I've said here before, but there needs to be some penalty suffered by legislators that vote for blatantly unconstitutional bills. It will end up costing 6 or 7 figures worth of tax dollars defending this crap bill.
You are assuming that they don't want the attention. Would any of us be aware of this product without them "poking the beehive." It could be a moderately clever gamble that he short term gain in sales and publicity and long term gain on name recognition will be worth more than whatever they settle for when settle the lawsuit.
Every morning I drive to a nearby commuter parking lot and stand in line for a few minutes as strangers going to the Pentagon swing by and offer us rides so that they can use the carpool lanes on I-95. Then I repeat the process headed home, catching a ride at the Pentagon to my car, which is parked about 37 miles south. It allows me to commute about 100 miles roundtrip each day for $4.50 in subway fares.
No cash change hands for the rideshare, but we are still "paying." The driver allows two strangers into his or her car, and I get into cars with strangers, something out parents told us never, ever to do! It's a wonder that this is legal.
FIOS just hit my neighborhood a few weeks ago. I know I should call Comcast and use that fact to reduce my bill, but I just don't want to deal with them and lock myself into two more years to save $20-$40 a month. And I say that as somebody who doesn't particularly hate Comcast. I know they are evil, but my service for the last two years has been fine.
I don't think the hassle of switching flavors of evil from Comcast to Verizon is worth it for whatever I might gain from FIOS. What I'm really working on is convincing my wife we don't need cable at all.
I got a six strikes email notification a couple of weeks ago for a day / time when I know nobody in my house was even using a computer, let alone downloading Game of Thrones. My wifi is locked down, and I live on a cul-de-sac in the suburbs, nobody drove by and hacked my wifi. It's simply a bogus six strikes notification.

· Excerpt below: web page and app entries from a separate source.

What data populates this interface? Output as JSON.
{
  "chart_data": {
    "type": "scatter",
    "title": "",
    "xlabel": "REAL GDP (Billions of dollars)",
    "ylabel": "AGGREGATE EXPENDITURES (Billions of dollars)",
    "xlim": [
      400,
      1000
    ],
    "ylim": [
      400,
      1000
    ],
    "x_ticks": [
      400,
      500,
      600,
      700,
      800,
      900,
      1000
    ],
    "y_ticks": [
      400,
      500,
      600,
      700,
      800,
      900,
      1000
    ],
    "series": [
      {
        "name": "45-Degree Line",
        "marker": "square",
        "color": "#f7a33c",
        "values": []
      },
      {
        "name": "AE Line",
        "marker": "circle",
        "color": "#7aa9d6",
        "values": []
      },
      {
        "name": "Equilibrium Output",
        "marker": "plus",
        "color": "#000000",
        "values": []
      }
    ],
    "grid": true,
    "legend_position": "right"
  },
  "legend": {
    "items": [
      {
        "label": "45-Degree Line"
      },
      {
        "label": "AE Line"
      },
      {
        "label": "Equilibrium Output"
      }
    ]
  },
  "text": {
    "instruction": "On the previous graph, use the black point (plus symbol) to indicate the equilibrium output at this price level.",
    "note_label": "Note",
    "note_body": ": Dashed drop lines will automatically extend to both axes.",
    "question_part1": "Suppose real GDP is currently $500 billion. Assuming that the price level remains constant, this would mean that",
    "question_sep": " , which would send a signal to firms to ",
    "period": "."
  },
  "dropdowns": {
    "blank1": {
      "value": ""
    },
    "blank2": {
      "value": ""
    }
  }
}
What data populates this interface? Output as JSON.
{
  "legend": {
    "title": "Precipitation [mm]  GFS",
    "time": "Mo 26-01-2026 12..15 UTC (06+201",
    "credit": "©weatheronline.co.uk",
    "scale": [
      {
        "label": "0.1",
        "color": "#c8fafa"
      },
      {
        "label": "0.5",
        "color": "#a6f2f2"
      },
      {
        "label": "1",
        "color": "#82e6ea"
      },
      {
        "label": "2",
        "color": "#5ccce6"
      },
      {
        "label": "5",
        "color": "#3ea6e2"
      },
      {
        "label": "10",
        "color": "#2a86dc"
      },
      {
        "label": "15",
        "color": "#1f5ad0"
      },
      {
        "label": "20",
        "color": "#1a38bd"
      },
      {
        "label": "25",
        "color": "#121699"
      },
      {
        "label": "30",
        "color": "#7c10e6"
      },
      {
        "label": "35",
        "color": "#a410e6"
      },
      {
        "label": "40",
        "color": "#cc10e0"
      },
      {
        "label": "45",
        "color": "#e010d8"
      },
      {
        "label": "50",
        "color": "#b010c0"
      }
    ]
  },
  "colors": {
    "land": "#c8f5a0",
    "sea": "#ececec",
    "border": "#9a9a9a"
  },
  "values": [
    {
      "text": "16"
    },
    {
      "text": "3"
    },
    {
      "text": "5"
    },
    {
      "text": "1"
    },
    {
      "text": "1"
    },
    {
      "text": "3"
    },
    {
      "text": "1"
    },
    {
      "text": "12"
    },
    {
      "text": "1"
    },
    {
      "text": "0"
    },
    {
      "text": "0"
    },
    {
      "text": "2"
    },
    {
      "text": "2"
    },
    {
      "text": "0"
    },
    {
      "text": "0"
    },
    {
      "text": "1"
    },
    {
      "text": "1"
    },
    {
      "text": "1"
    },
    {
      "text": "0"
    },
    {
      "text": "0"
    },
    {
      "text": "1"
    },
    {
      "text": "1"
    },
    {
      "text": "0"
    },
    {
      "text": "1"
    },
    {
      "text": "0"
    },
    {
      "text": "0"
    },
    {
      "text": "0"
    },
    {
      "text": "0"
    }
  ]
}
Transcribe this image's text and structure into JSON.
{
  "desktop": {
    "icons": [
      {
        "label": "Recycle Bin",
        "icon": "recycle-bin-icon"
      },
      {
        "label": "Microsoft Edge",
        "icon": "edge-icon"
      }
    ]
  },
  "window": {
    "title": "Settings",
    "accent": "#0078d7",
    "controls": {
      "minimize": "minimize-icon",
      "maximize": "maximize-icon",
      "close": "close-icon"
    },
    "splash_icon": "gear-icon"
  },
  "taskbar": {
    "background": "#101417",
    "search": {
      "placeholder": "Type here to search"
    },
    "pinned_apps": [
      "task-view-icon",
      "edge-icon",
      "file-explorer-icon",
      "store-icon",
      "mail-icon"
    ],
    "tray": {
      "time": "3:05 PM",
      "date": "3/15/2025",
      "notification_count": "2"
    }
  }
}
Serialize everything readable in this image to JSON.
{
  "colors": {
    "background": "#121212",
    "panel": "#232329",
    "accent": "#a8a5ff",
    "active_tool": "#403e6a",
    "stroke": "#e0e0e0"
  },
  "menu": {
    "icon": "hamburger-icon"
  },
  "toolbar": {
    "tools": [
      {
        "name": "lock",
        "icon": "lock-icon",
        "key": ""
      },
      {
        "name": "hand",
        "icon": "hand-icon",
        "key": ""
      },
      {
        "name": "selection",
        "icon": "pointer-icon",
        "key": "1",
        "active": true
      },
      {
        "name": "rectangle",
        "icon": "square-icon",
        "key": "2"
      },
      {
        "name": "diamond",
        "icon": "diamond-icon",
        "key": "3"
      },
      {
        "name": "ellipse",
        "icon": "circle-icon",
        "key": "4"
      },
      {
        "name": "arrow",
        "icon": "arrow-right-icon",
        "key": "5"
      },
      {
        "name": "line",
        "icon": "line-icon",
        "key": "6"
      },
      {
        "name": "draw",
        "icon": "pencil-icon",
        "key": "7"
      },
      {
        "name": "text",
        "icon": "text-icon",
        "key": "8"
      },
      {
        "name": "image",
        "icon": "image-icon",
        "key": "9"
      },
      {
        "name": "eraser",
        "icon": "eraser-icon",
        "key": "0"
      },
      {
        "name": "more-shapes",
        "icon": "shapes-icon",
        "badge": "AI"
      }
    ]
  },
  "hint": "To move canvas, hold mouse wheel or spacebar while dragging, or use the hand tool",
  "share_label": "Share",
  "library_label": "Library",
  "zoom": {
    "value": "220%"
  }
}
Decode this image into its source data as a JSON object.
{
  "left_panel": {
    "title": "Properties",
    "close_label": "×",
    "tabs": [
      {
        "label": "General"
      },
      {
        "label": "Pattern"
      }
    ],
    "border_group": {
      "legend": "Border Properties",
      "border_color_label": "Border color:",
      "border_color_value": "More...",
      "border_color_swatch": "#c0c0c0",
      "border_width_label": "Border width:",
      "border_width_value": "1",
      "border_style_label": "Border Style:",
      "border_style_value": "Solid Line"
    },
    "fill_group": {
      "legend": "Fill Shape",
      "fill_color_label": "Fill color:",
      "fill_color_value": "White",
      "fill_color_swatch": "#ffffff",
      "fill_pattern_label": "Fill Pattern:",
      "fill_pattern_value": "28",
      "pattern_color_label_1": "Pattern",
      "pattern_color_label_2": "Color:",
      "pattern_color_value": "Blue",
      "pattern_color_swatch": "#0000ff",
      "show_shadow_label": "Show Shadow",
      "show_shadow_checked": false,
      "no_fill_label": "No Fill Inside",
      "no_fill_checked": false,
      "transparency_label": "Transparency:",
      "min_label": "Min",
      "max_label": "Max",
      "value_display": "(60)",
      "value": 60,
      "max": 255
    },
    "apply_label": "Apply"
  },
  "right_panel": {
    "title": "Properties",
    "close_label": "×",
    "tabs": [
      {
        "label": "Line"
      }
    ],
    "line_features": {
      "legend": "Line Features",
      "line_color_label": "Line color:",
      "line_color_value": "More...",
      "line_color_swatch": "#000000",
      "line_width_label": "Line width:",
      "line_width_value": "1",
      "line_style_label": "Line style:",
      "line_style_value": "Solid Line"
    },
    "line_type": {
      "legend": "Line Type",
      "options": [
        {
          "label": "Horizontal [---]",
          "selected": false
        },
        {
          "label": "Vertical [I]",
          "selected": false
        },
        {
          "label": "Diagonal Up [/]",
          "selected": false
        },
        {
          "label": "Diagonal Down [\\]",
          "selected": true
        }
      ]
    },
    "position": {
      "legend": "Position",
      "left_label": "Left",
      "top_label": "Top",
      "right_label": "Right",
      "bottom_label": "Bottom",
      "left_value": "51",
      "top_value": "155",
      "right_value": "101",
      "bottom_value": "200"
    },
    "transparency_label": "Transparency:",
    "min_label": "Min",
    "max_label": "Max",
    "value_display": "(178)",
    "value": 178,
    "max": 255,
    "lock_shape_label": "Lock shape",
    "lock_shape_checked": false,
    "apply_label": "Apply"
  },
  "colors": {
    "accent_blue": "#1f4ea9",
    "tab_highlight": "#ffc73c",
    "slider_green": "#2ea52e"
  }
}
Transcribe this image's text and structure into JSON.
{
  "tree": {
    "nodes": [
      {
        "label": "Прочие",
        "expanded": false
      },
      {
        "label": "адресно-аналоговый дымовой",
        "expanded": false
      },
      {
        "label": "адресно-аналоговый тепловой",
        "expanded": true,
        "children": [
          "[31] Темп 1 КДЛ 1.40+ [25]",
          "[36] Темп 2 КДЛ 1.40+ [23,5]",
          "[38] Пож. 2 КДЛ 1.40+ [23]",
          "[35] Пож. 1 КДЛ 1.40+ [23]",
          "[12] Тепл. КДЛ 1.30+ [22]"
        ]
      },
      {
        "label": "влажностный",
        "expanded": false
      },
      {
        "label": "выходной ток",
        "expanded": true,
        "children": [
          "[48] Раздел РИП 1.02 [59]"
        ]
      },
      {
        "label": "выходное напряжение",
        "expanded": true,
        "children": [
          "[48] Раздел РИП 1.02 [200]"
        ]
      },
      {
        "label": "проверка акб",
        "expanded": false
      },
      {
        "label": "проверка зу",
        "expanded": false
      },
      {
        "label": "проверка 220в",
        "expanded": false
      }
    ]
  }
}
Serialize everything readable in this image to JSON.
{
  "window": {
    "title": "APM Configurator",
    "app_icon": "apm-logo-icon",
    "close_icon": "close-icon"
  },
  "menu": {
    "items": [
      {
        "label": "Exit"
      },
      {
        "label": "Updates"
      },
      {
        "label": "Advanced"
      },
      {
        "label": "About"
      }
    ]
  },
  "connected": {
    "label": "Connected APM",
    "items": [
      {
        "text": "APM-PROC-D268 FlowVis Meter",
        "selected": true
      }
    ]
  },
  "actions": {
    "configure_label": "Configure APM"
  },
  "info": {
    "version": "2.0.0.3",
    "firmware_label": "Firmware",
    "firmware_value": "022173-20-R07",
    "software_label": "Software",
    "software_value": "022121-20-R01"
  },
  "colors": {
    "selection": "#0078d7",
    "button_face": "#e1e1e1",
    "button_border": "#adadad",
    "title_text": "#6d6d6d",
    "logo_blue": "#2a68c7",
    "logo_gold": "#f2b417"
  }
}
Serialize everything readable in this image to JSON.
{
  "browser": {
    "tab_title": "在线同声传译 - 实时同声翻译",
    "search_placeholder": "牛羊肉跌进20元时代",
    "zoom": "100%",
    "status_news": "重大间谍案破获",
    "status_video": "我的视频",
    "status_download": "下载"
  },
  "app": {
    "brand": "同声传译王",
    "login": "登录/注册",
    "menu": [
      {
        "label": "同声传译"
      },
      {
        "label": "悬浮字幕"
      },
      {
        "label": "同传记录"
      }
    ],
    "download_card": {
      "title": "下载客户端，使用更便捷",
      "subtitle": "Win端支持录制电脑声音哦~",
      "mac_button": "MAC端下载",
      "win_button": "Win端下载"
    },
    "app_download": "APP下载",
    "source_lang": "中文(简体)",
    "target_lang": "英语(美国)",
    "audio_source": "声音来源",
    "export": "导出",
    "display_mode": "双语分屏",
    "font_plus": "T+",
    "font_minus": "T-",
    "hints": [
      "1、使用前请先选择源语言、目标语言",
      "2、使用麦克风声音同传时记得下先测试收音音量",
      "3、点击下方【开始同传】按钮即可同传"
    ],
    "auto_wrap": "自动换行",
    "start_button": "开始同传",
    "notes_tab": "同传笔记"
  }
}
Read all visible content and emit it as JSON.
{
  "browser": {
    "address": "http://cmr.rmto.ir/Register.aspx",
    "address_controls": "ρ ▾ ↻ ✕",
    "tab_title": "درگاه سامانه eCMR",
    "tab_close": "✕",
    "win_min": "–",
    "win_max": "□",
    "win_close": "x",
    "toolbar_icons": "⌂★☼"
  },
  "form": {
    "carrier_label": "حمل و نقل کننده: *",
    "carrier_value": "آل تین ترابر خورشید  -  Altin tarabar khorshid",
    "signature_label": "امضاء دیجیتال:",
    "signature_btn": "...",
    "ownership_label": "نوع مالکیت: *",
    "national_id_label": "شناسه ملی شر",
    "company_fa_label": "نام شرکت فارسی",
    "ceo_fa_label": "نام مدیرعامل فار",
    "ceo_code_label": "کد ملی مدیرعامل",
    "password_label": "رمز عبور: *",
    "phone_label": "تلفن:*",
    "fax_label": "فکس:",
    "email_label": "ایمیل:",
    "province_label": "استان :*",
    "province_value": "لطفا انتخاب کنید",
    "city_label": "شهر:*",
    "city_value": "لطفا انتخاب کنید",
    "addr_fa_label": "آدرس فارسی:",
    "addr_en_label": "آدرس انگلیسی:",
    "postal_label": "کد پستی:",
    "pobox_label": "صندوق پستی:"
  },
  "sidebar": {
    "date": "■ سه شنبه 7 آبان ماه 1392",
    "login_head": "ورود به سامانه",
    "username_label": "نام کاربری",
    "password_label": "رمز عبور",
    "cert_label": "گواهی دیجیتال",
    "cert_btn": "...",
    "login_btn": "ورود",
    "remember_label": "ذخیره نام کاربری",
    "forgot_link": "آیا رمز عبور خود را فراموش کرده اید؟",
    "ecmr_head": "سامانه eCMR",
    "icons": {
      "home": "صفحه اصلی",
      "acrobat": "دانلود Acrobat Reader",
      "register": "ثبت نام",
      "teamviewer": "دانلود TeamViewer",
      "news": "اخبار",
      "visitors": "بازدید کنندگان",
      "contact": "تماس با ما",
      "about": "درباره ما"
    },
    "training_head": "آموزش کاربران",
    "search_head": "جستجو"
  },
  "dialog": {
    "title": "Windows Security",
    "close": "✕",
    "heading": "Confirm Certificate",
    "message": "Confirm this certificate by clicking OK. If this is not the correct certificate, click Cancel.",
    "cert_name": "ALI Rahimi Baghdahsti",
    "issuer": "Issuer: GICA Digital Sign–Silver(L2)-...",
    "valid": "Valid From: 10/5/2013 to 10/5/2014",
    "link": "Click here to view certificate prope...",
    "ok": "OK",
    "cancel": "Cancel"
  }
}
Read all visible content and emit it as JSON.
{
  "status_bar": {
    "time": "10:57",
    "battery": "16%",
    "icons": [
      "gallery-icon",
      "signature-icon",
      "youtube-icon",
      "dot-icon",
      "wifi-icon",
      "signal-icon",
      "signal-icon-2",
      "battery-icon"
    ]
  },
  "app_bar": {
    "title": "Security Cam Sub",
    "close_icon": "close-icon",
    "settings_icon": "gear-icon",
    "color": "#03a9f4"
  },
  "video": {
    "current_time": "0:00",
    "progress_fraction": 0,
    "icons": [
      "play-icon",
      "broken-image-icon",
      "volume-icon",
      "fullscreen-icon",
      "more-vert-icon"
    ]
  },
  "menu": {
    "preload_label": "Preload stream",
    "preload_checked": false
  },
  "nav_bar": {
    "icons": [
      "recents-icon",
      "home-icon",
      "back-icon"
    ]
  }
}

"Dave believes that the Constitution does not need to be compromised for matters of national security. He supports the end of bulk phone and email data collection by the NSA, IRS, or any other branch of government."
And Obama was going to give us the most transparent administration in history. Political positions from unelected leaders are meaningless. Once in the house, he'll be a peon with no power, and he'll fall in line if he hopes to accumulate any power.
My wife has a friend that committed suicide last year. His Facebook account is still there. It's more than a little creepy to see him on the friend list on my wife's wall. Death and online identity is still a huge unanswered question, and I imagine we'll see a lot more stuff like this case before we figure out how to handle it.
People seem to forget she was doing her job when she went on the Sunday talk shows and defended warrentless searches and spying. It doesn't make it right, but unfortunately that is how our system operates. If she didn't do that she would been forced to resign to "spend more time with her family" the following Monday.
She may be a bad idea on the Board for a lot of reasons, but for doing her job in the Bush Administration? I don't think that really tells us much about how she will advise on privacy issues as a board member. That said, she is basically a statist, so I'd expect the status quo. Dropbox would be the company to make a stand for user privacy.
I live in the DC area and have sat through security interviews for my neighbors countless times. The quality really varies. We've had actual FBI agents show up at the door. However, usually it's a contractor, probably USIS. The "investigators" are young kids, likely in their first job out of college. They roll through their list of questions, barely listening to the answers, just trying to check off the interview as done so they can move on to the next one.
That colonoscopy article was especially interesting as I just had one last month and I got the bill yesterday, The surgery center billed me about $5000 for the hour I was there. I'm lucky to have great insurance through my wife so my financial responsibility was $68. However, the insurance only paid about $700, the rest of the bill was written off. If I didn't have insurance the surgery center would expect to collect $5000. Because I have insurance they only collected about $768. I can't imagine that colonoscopies are a loss leader so I have to assume they at least cover their costs at $768.